John Boehner

Political Hay

Victory, Not Bipartisanship

By 1.3.08

No retreat, no surrender, should be the conservative endgame -- though tell that to the bipartisan moderates meeting in Norman, Oklahoma on Monday.

Streetcar Line

Listen to Goldwater

By 8.1.07

Grow up, stop the infighting, and beat the left.

Political Hay

Comprehensive Crack-Up?

By 5.31.07

The coalition backing the Senate immigration bill is under pressure left and right.

Red State Scores Against GOP

By on 5.14.07 | 5:39PM

The Red State blog's battle against the House GOP leadership has earned notice at The Hill newspaper and elsewhere, and John Boehner reportedly is feeling the heat. For those to whom this is a new topic, a recap: To replace ethically questionably John Doolittle on the Appropriations Committee, the House GOP leadership appointed.... ethically questionable (and major porkmeister) Ken Calvert, despite MULTIPLE questions about earmarks that just so happen to benefit his real estate investments and despite an old arrest for consorting with a prostitute. Erick Erickson of Red State, a highly respected conservative blog, is leading the charge, which is being endorsed by a growing number of other conservative bloggers, to insist that the House GOP actually live up to its promises on ethics and earmarks. After all, it's not as if these guys didn't get their butts kicked last fall in large part because of their horrible ethics and out-of-control spending... now is it? Scroll down through the posts in the link above to get a fuller report on all this. It's well worth watching.

Reader Mail

Not So Sharpton


Reverend Al & friends. The Gutless Old Party. Brooklyn's native son -- an A-Rod connection? Groping in Iraq and school. Consumption fever. Plus much more.

Another Perspective

Solving the Safe Sledding Crisis

By 2.25.07

No ice storm should ever again threaten the future of our nation's children.

The Stupid Party

By on 1.15.07 | 10:43AM

According to Bob Novak, Representative Jeff Flake, of pork-busting fame, has been booted off the House Judiciary Committee. The official explanation by Minority "Fearless" Leader John Boehner is that Flake criticized the GOP leaderhisp on TV. The unofficial and more likely explanation is that his valiant efforts to fight wasteful spending annoyed the GOP members Barons of the House Appropriations Committee.

Truth be told, I have to agree with Boehner's decision to remove Flake from the Judiciary Committee. Flake should not have that kind of job. He should have Boehner's.

Washington Prowler

Blue Republicans

By 1.1.07

GOP Senators nervous about 2008. Also: GOP staffers cut loose. Plus: Catholics.

Novak on McCain

By on 12.14.06 | 10:26AM

Robert Novak explains today that the anointing of John McCain as the GOP standardbearer for 2008 has begun, just as it did for Bob Dole in '96 and for President Bush in 2000.

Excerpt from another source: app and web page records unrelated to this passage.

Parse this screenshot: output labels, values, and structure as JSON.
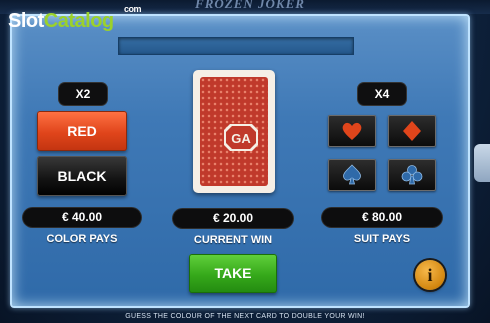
{
  "header": {
    "game_title": "FROZEN JOKER",
    "watermark": {
      "part1": "Slot",
      "part2": "Catalog",
      "suffix": "com"
    }
  },
  "message_bar": {
    "text": ""
  },
  "color_panel": {
    "multiplier": "X2",
    "red_label": "RED",
    "black_label": "BLACK",
    "pays_value": "€ 40.00",
    "pays_caption": "COLOR PAYS"
  },
  "card_panel": {
    "card_back_logo": "GA",
    "win_value": "€ 20.00",
    "win_caption": "CURRENT WIN",
    "take_label": "TAKE"
  },
  "suit_panel": {
    "multiplier": "X4",
    "suits": [
      {
        "name": "hearts",
        "color": "#e0451b"
      },
      {
        "name": "diamonds",
        "color": "#e0451b"
      },
      {
        "name": "spades",
        "color": "#2f6aa9"
      },
      {
        "name": "clubs",
        "color": "#2f6aa9"
      }
    ],
    "pays_value": "€ 80.00",
    "pays_caption": "SUIT PAYS"
  },
  "info_button": {
    "label": "i"
  },
  "instruction": "GUESS THE COLOUR OF THE NEXT CARD TO DOUBLE YOUR WIN!"
}
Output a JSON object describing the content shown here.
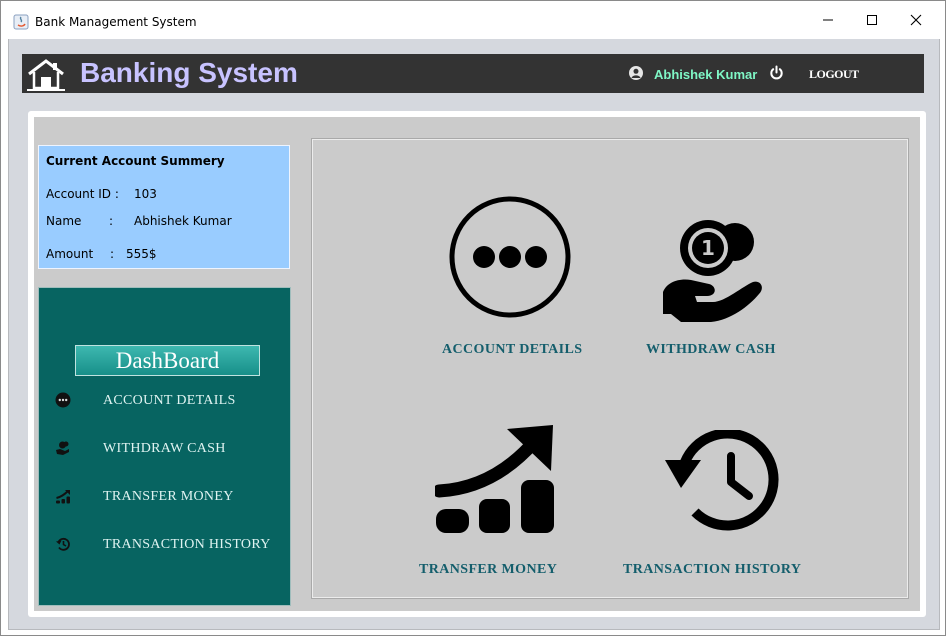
{
  "window": {
    "title": "Bank Management System"
  },
  "header": {
    "app_title": "Banking System",
    "user_name": "Abhishek Kumar",
    "logout_label": "LOGOUT"
  },
  "summary": {
    "title": "Current Account Summery",
    "account_id_label": "Account ID :",
    "account_id_value": "103",
    "name_label": "Name",
    "name_colon": ":",
    "name_value": "Abhishek Kumar",
    "amount_label": "Amount",
    "amount_colon": ":",
    "amount_value": "555$"
  },
  "sidebar": {
    "dashboard_label": "DashBoard",
    "items": [
      {
        "label": "ACCOUNT DETAILS",
        "icon": "ellipsis-circle-icon"
      },
      {
        "label": "WITHDRAW CASH",
        "icon": "coin-hand-icon"
      },
      {
        "label": "TRANSFER MONEY",
        "icon": "growth-chart-icon"
      },
      {
        "label": "TRANSACTION HISTORY",
        "icon": "history-icon"
      }
    ]
  },
  "tiles": [
    {
      "label": "ACCOUNT DETAILS",
      "icon": "ellipsis-circle-icon"
    },
    {
      "label": "WITHDRAW CASH",
      "icon": "coin-hand-icon"
    },
    {
      "label": "TRANSFER MONEY",
      "icon": "growth-chart-icon"
    },
    {
      "label": "TRANSACTION HISTORY",
      "icon": "history-icon"
    }
  ],
  "colors": {
    "header_bg": "#333333",
    "title_text": "#c8c3ff",
    "user_text": "#7ff7c6",
    "summary_bg": "#99ccff",
    "sidebar_bg": "#076461",
    "tile_label": "#145e6c",
    "panel_bg": "#cbcbcb"
  }
}
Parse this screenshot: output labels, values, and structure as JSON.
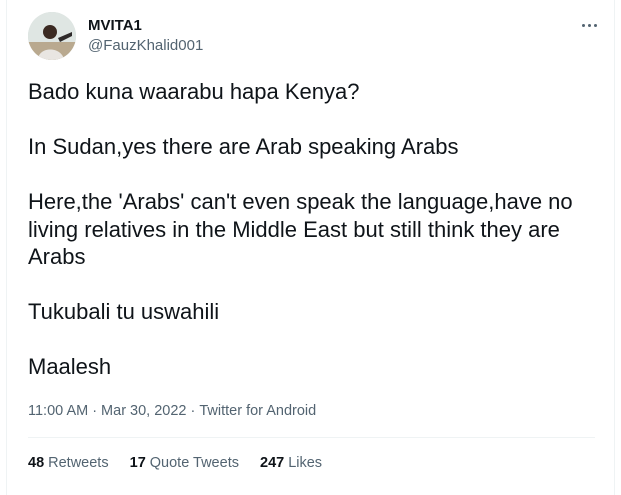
{
  "author": {
    "display_name": "MVITA1",
    "handle": "@FauzKhalid001"
  },
  "tweet": {
    "paragraphs": [
      "Bado kuna waarabu hapa Kenya?",
      "In Sudan,yes there are Arab speaking Arabs",
      "Here,the 'Arabs' can't even speak the language,have no living relatives in the Middle East but still think they are Arabs",
      "Tukubali tu uswahili",
      "Maalesh"
    ],
    "time": "11:00 AM",
    "date": "Mar 30, 2022",
    "separator": "·",
    "source": "Twitter for Android"
  },
  "stats": {
    "retweets_count": "48",
    "retweets_label": "Retweets",
    "quote_tweets_count": "17",
    "quote_tweets_label": "Quote Tweets",
    "likes_count": "247",
    "likes_label": "Likes"
  },
  "icons": {
    "more": "more-horizontal-icon"
  },
  "colors": {
    "text_primary": "#0f1419",
    "text_secondary": "#536471",
    "divider": "#eff3f4"
  }
}
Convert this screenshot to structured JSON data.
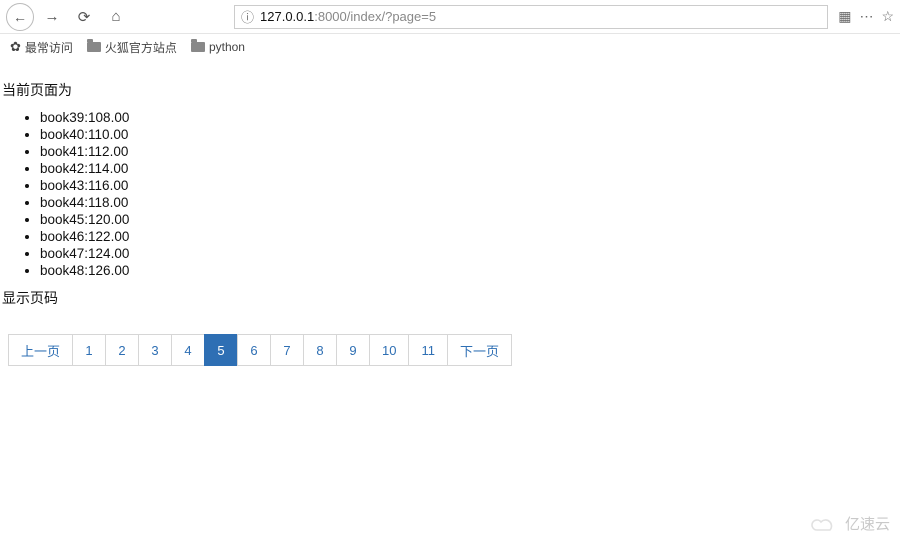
{
  "browser": {
    "url_info_icon": "ⓘ",
    "url_host": "127.0.0.1",
    "url_port": ":8000",
    "url_path": "/index/?page=5",
    "back_icon": "←",
    "forward_icon": "→",
    "reload_icon": "⟳",
    "home_icon": "⌂",
    "qr_icon": "▦",
    "more_icon": "⋯",
    "star_icon": "☆"
  },
  "bookmarks": {
    "items": [
      {
        "icon": "gear",
        "label": "最常访问"
      },
      {
        "icon": "folder",
        "label": "火狐官方站点"
      },
      {
        "icon": "folder",
        "label": "python"
      }
    ]
  },
  "page": {
    "heading": "当前页面为",
    "books": [
      "book39:108.00",
      "book40:110.00",
      "book41:112.00",
      "book42:114.00",
      "book43:116.00",
      "book44:118.00",
      "book45:120.00",
      "book46:122.00",
      "book47:124.00",
      "book48:126.00"
    ],
    "pager_label": "显示页码"
  },
  "pagination": {
    "prev": "上一页",
    "next": "下一页",
    "pages": [
      "1",
      "2",
      "3",
      "4",
      "5",
      "6",
      "7",
      "8",
      "9",
      "10",
      "11"
    ],
    "active": "5"
  },
  "watermark": "亿速云"
}
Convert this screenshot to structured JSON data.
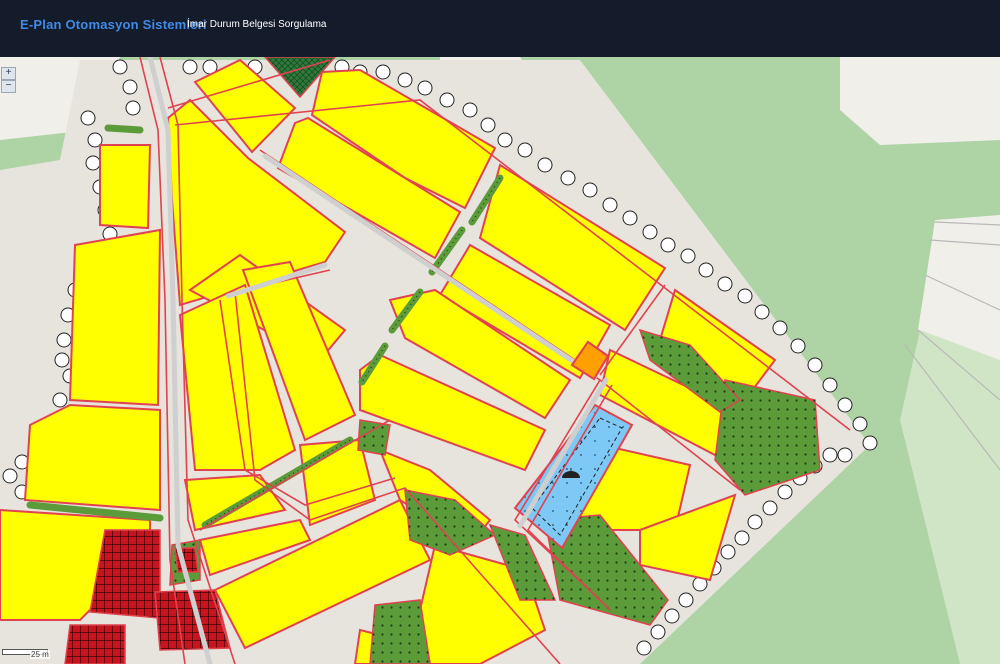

The GOP, abhorring competition and detesting surprises, likes to establish its presidential nominee well in advance. I first appreciated this in 1996, when Robert J. Dole's candidacy was dying after he barely won in Iowa and lost New Hampshire, Arizona and Delaware. He then won eight of eight primaries on a single Tuesday. When I asked a Dole adviser how this happened, he said it was ''Dole, Inc.'' repelling outsiders seeking the nomination, Steve Forbes and Pat Buchanan.

Viewing Republican presidential campaigns through this lens finds the corporate party selecting one candidate -- and invariably nominating him. It has nothing to do with ideology.

No kidding. It's the same behavior that returned Trent Lott to power, and kept John Boehner over Mike Pence for House Minority Leader.

Boehner’s Win

By on 11.17.06 | 11:48AM

Damn! I wish I had remebered this earlier! This from the pen of John Boehner three years ago:

Even though we share many ideological similarities, Republicans are not libertarians. Libertarians are generally more hostile to government involvement of any kind on any level; Republicans share this antipathy to the extent that wherever and whenever possible, power (wrongly usurped in the first place by Democratic leaders) should be devolved from the federal government to the hands of states and localities.

But Republicans also are far from being purely conservative. A conservative would like to see the government shrink; a Republican does too, but -- in acknowledging political realities (a new defensive posture after September 11th for one) and the multitude of stakeholders in government after years of liberal control -- has often had to settle for simply slowing its rate of growth. Republicans have accepted such realities as the burdens of majority governance.